Radiometric dating on fossils
How do scientists know the bones are really 68 million years old?Today's knowledge of fossil ages comes primarily from radiometric dating, also known as radioactive dating.
To read the time on this radioactive clock, scientists use a device called a mass spectrometer to measure the number of parent and daughter atoms.
The ratio of parents to daughters can tell the researcher how old the specimen is.
Radiometric dating relies on the properties of isotopes.
These are chemical elements, like carbon or uranium, that are identical except for one key feature -- the number of neutrons in their nucleus.
Only hard parts, like bones and teeth, can become fossils.
But for some people, the discovery raised a different question.
How do we fit these few scattered artifacts and bones into a coherent history? Secular investigators start with the assumption that humans evolved from a common ancestor with the apes and then dispersed across the globe over millions of years.
Somehow, we need to work out the age of each find so it can be put in the correct place within the biblical framework of human history. Secular scientists have several dating methods at their disposal, which they claim support their views. Consequently, they have interpreted the evidence accordingly.
This means that isotopes with a short half-life won't work to date dinosaur bones.
The short half-life is only part of the problem when dating dinosaur bones -- researchers also have to find enough of the parent and daughter atoms to measure.

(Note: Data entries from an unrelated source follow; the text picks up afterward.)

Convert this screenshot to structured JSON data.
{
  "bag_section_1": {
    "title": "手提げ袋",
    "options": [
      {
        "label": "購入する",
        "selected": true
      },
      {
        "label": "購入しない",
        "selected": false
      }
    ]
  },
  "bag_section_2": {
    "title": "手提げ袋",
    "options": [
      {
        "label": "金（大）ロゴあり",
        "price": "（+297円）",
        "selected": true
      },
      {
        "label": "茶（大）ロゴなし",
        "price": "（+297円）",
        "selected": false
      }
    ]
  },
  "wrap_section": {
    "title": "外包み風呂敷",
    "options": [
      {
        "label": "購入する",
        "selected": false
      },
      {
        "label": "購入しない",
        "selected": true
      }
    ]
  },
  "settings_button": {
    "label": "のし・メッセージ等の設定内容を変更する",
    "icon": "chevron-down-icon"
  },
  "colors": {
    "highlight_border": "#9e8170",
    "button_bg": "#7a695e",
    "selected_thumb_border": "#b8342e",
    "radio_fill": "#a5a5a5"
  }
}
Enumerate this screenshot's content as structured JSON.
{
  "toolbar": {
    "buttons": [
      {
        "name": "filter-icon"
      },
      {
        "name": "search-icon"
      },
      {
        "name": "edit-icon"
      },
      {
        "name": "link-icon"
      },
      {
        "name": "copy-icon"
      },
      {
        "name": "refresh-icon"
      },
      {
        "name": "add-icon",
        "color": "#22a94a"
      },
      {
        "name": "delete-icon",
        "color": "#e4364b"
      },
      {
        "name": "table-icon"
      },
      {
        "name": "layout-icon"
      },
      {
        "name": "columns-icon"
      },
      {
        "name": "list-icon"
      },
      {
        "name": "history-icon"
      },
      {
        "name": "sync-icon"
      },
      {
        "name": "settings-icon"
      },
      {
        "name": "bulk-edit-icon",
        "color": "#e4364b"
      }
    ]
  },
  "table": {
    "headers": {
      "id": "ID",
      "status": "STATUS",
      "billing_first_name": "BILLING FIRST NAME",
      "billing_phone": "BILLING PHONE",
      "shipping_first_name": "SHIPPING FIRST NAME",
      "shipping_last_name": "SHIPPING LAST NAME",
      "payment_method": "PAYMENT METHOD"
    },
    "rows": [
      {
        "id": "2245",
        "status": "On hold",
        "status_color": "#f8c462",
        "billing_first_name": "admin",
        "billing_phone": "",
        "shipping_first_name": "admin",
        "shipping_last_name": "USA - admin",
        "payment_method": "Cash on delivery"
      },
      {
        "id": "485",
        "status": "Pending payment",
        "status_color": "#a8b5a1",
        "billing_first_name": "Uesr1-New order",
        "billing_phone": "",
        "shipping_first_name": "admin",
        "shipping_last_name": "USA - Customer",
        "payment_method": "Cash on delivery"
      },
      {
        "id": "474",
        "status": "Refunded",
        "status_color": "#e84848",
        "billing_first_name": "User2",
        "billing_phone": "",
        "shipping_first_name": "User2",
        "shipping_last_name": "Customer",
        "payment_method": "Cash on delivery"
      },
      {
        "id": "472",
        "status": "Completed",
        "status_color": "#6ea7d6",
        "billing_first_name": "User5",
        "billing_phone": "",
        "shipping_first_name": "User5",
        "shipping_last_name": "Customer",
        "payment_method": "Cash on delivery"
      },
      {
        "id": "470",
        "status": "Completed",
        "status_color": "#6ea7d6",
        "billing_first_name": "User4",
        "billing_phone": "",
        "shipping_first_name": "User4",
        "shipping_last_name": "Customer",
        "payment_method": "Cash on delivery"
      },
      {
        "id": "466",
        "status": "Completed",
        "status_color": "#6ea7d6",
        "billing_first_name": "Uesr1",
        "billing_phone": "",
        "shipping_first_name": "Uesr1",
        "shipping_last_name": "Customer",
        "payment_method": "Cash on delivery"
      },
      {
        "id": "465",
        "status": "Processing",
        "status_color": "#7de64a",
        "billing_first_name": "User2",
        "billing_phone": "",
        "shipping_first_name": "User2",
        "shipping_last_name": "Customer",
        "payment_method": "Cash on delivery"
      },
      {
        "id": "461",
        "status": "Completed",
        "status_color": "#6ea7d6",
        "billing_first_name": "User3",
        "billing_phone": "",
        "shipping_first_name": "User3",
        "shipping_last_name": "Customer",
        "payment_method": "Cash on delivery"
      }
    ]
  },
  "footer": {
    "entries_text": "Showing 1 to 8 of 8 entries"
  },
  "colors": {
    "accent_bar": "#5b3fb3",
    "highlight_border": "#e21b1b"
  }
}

Once all the parents have become daughters, there's no more basis for comparison between the two isotopes.